Misconceptions around indigenous lives and practices can often lead to discriminatory and harmful stereotypes.
Sien Sokny is from the Pear, or Por, indigenous group. She has heard Khmer people say that adults in her community “eat their own children” or are “cold-blooded murderers.”
“We are the Khmer Dam,” or original Khmer, she said. “We have been here for the longest time. Then the outsiders showed up.”
While all the students are from different indigenous groups, they share a common thread in their lived experiences: Their cultures, customs and languages are in decline. The fledgling filmmakers say their new skills will help document their culture and highlight challenges to their communities’ way of life.
“If we don’t protect our culture, we will lose it,” said Lean.
The students had their own stories to tell, from the loss of language to land rights issues to changing lifestyles in their communities.
Klan Tang is Jarai from Ratanakiri province and talked about 10 indigenous families who had their cashew plantations cleared by a private company. Tang also wanted to document debt-driven migration — faced by his uncle — with the money being used to buy drugs.
Horm Keasey, another indigenous Mel from Kratie province, wants to document the tumultuous balance between using traditional lands that are designated as protected.
Sum Sithen, the executive director of the organization and an instructor in the program, said Sunflower is not involved in advocacy of issues but only provides the tools needed by students to document their stories. However, about half of graduating students had indicated they wanted to use the filmmaking skills for advocacy, Sithen said.
For Leang, the indigenous Mel student, the learning curve has been steep.
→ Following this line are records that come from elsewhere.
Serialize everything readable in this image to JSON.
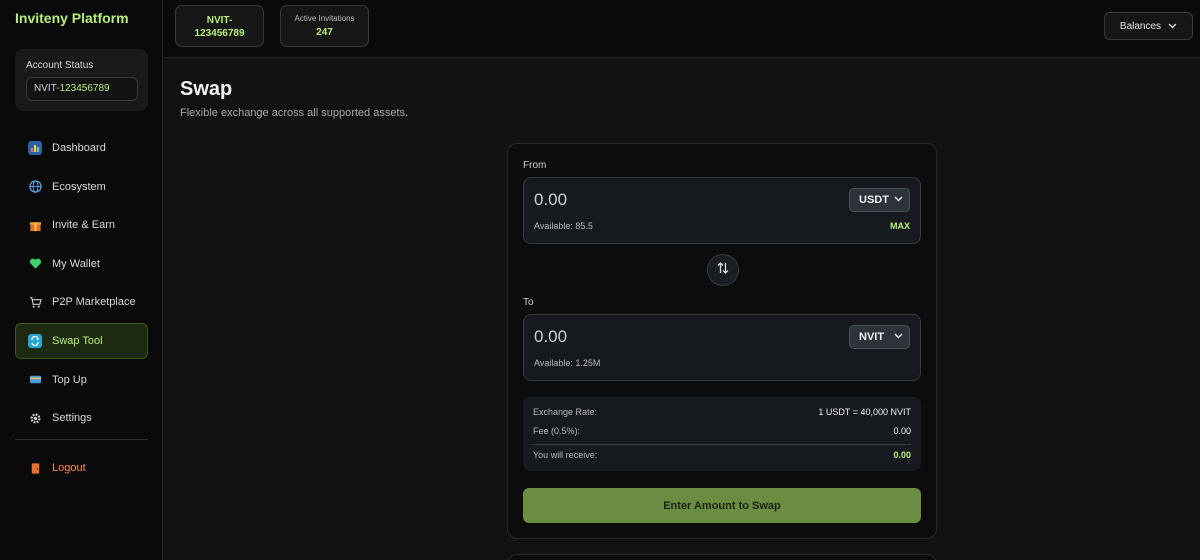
{
  "brand": "Inviteny Platform",
  "account_status": {
    "title": "Account Status",
    "id_prefix": "NVIT-",
    "id_number": "123456789"
  },
  "nav": {
    "items": [
      {
        "label": "Dashboard",
        "icon": "chart-icon",
        "color": "#5aa0ff"
      },
      {
        "label": "Ecosystem",
        "icon": "globe-icon",
        "color": "#3d8bd9"
      },
      {
        "label": "Invite & Earn",
        "icon": "gift-icon",
        "color": "#e9a13a"
      },
      {
        "label": "My Wallet",
        "icon": "heart-icon",
        "color": "#3ed46b"
      },
      {
        "label": "P2P Marketplace",
        "icon": "cart-icon",
        "color": "#bdbdbd"
      },
      {
        "label": "Swap Tool",
        "icon": "swap-icon",
        "color": "#2aa6d6",
        "active": true
      },
      {
        "label": "Top Up",
        "icon": "card-icon",
        "color": "#4a9be6"
      },
      {
        "label": "Settings",
        "icon": "gear-icon",
        "color": "#cfcfcf"
      }
    ],
    "logout": "Logout"
  },
  "topbar": {
    "id_line1": "NVIT-",
    "id_line2": "123456789",
    "invites_label": "Active Invitations",
    "invites_value": "247",
    "balances_label": "Balances"
  },
  "page": {
    "title": "Swap",
    "subtitle": "Flexible exchange across all supported assets."
  },
  "swap": {
    "from_label": "From",
    "from_amount": "0.00",
    "from_asset": "USDT",
    "from_available": "Available: 85.5",
    "max_label": "MAX",
    "to_label": "To",
    "to_amount": "0.00",
    "to_asset": "NVIT",
    "to_available": "Available: 1.25M",
    "rate_label": "Exchange Rate:",
    "rate_value": "1 USDT = 40,000 NVIT",
    "fee_label": "Fee (0.5%):",
    "fee_value": "0.00",
    "receive_label": "You will receive:",
    "receive_value": "0.00",
    "cta_label": "Enter Amount to Swap"
  },
  "colors": {
    "accent": "#b8ee7c",
    "cta": "#6a8d42",
    "logout": "#ff8a4a"
  }
}
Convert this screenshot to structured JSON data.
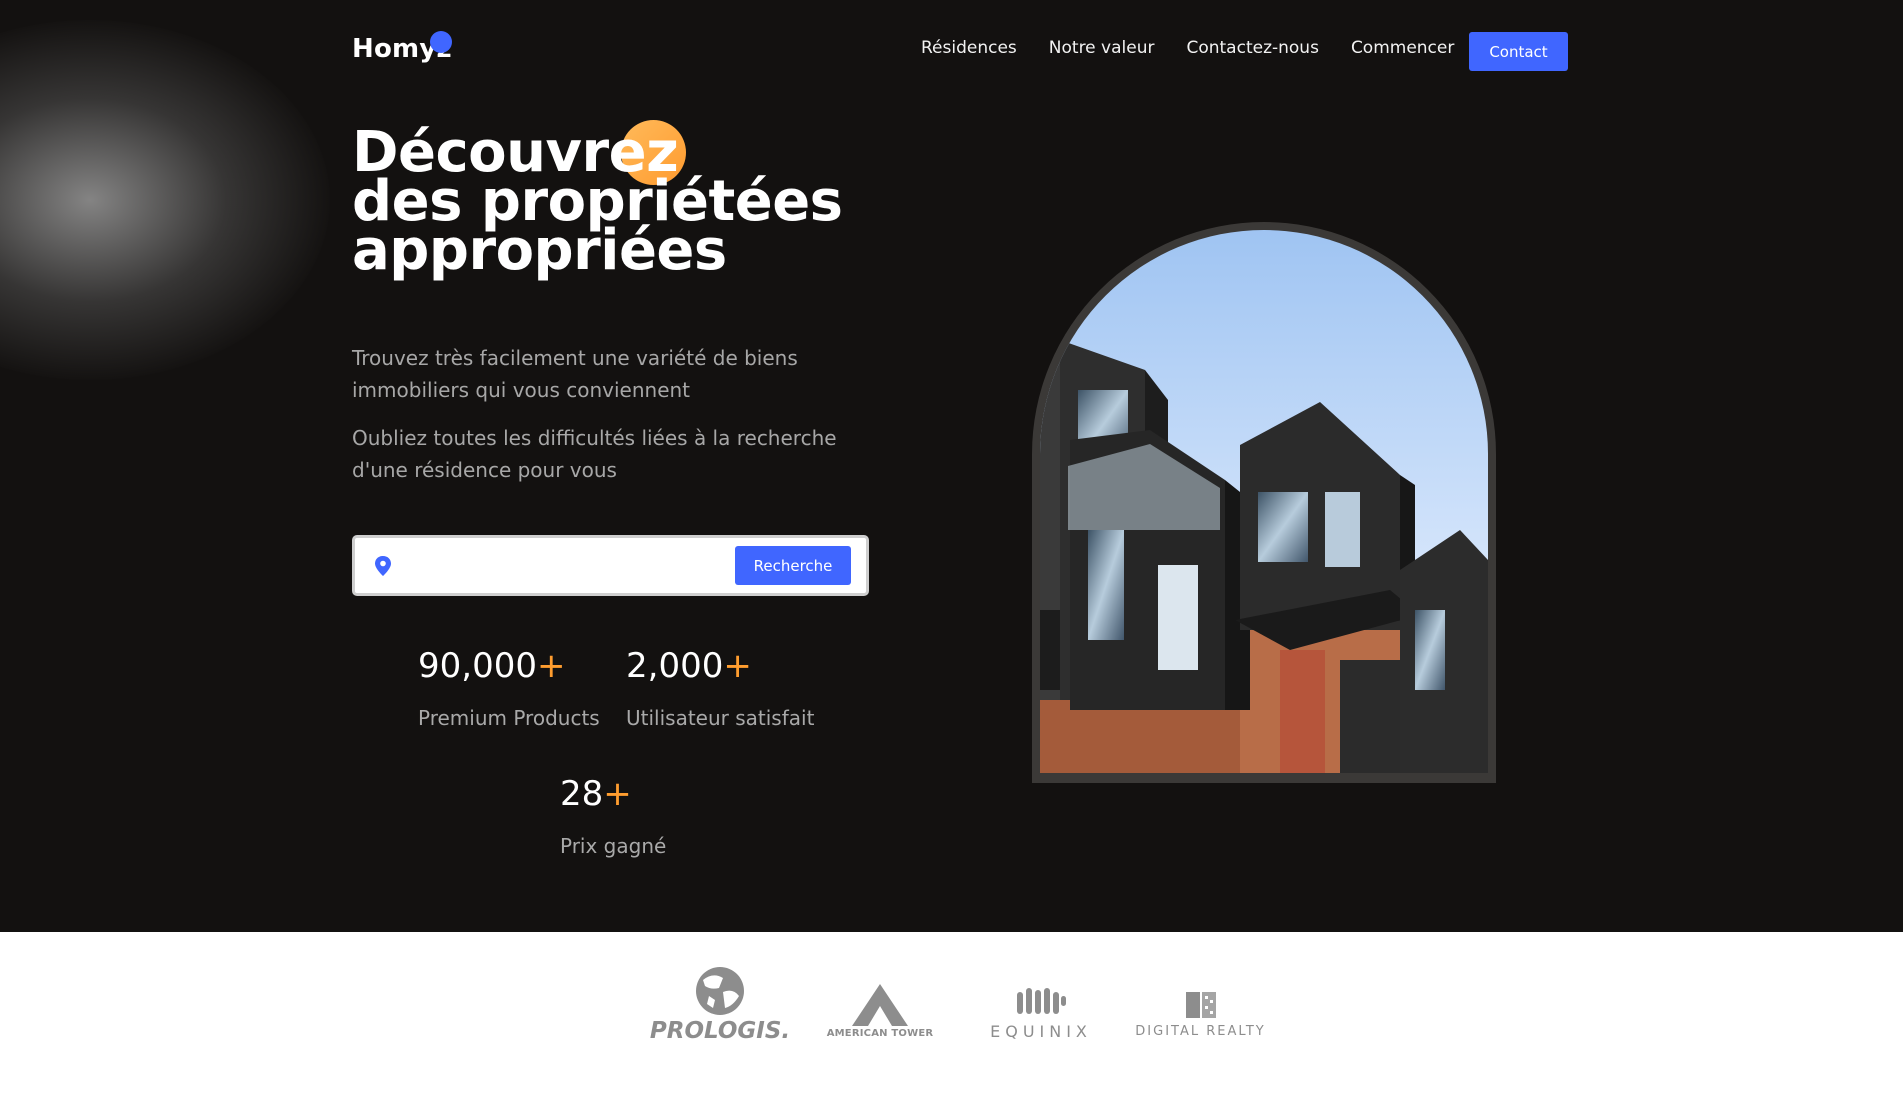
{
  "header": {
    "logo": "Homyz",
    "nav": [
      "Résidences",
      "Notre valeur",
      "Contactez-nous",
      "Commencer"
    ],
    "contact_label": "Contact"
  },
  "hero": {
    "headline": [
      "Découvrez",
      "des propriétées",
      "appropriées"
    ],
    "description_1": "Trouvez très facilement une variété de biens immobiliers qui vous conviennent",
    "description_2": "Oubliez toutes les difficultés liées à la recherche d'une résidence pour vous",
    "search": {
      "value": "",
      "placeholder": "",
      "button_label": "Recherche"
    },
    "stats": [
      {
        "value": "90,000",
        "suffix": "+",
        "label": "Premium Products"
      },
      {
        "value": "2,000",
        "suffix": "+",
        "label": "Utilisateur satisfait"
      },
      {
        "value": "28",
        "suffix": "+",
        "label": "Prix gagné"
      }
    ]
  },
  "partners": [
    "PROLOGIS.",
    "AMERICAN TOWER",
    "EQUINIX",
    "DIGITAL REALTY"
  ],
  "colors": {
    "background": "#131110",
    "accent_blue": "#4066ff",
    "accent_orange": "#ff9d2f",
    "text_muted": "#a7a7a7"
  }
}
He said he did not know how to use a camera or computer when the training started but is now working on a documentary about Mel activists with disabilities working on land rights.
Sokny said her colleagues come from different groups but seem to have similar concerns.
“We have our differences, but there are parts that are similar, and parts that are completely different,” said the Pear student.
Making other ethnic groups aware and more sensitive to indigenous lives would help battle negative comments and stereotypes about these communities, Sokny added.
“We should live as ourselves, and tell others that we have abilities and are good people: People who respect rights and laws — in short, people who have enough values.”
The story was updated on Monday August 22 at 1:30 p.m. to correct the spelling of Kin Leang and a photo caption.